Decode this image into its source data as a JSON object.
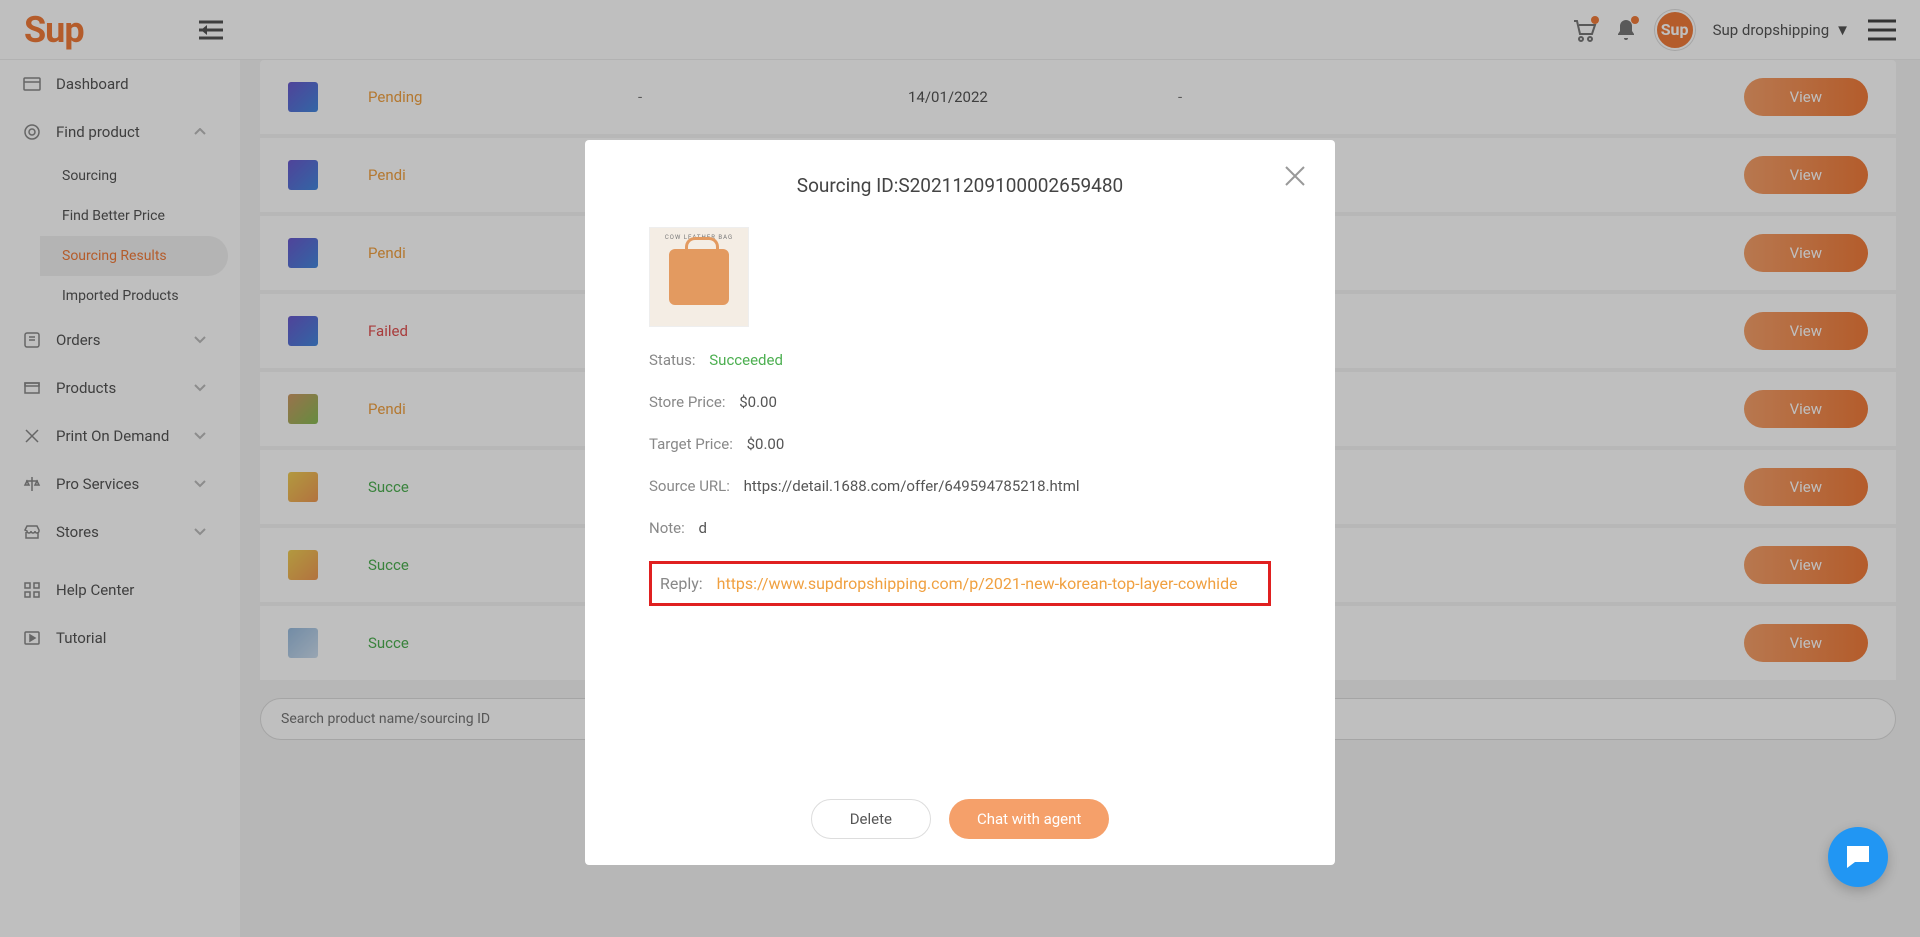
{
  "header": {
    "logo": "Sup",
    "user_label": "Sup dropshipping",
    "brand_badge": "Sup"
  },
  "sidebar": {
    "dashboard": "Dashboard",
    "findproduct": "Find product",
    "sub_sourcing": "Sourcing",
    "sub_fbp": "Find Better Price",
    "sub_results": "Sourcing Results",
    "sub_imported": "Imported Products",
    "orders": "Orders",
    "products": "Products",
    "pod": "Print On Demand",
    "pro": "Pro Services",
    "stores": "Stores",
    "help": "Help Center",
    "tutorial": "Tutorial"
  },
  "table": {
    "rows": [
      {
        "status_class": "st-pending",
        "status": "Pending",
        "date": "14/01/2022"
      },
      {
        "status_class": "st-pending",
        "status": "Pendi",
        "date": ""
      },
      {
        "status_class": "st-pending",
        "status": "Pendi",
        "date": ""
      },
      {
        "status_class": "st-failed",
        "status": "Failed",
        "date": ""
      },
      {
        "status_class": "st-pending",
        "status": "Pendi",
        "date": ""
      },
      {
        "status_class": "st-succeeded",
        "status": "Succe",
        "date": ""
      },
      {
        "status_class": "st-succeeded",
        "status": "Succe",
        "date": ""
      },
      {
        "status_class": "st-succeeded",
        "status": "Succe",
        "date": ""
      }
    ],
    "view_label": "View",
    "dash": "-",
    "search_placeholder": "Search product name/sourcing ID"
  },
  "modal": {
    "title": "Sourcing ID:S20211209100002659480",
    "img_cap": "COW LEATHER BAG",
    "status_label": "Status:",
    "status_val": "Succeeded",
    "store_price_label": "Store Price:",
    "store_price_val": "$0.00",
    "target_price_label": "Target Price:",
    "target_price_val": "$0.00",
    "source_url_label": "Source URL:",
    "source_url_val": "https://detail.1688.com/offer/649594785218.html",
    "note_label": "Note:",
    "note_val": "d",
    "reply_label": "Reply:",
    "reply_val": "https://www.supdropshipping.com/p/2021-new-korean-top-layer-cowhide",
    "delete": "Delete",
    "chat": "Chat with agent"
  }
}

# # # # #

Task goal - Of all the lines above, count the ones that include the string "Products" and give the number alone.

Exercise solution - 2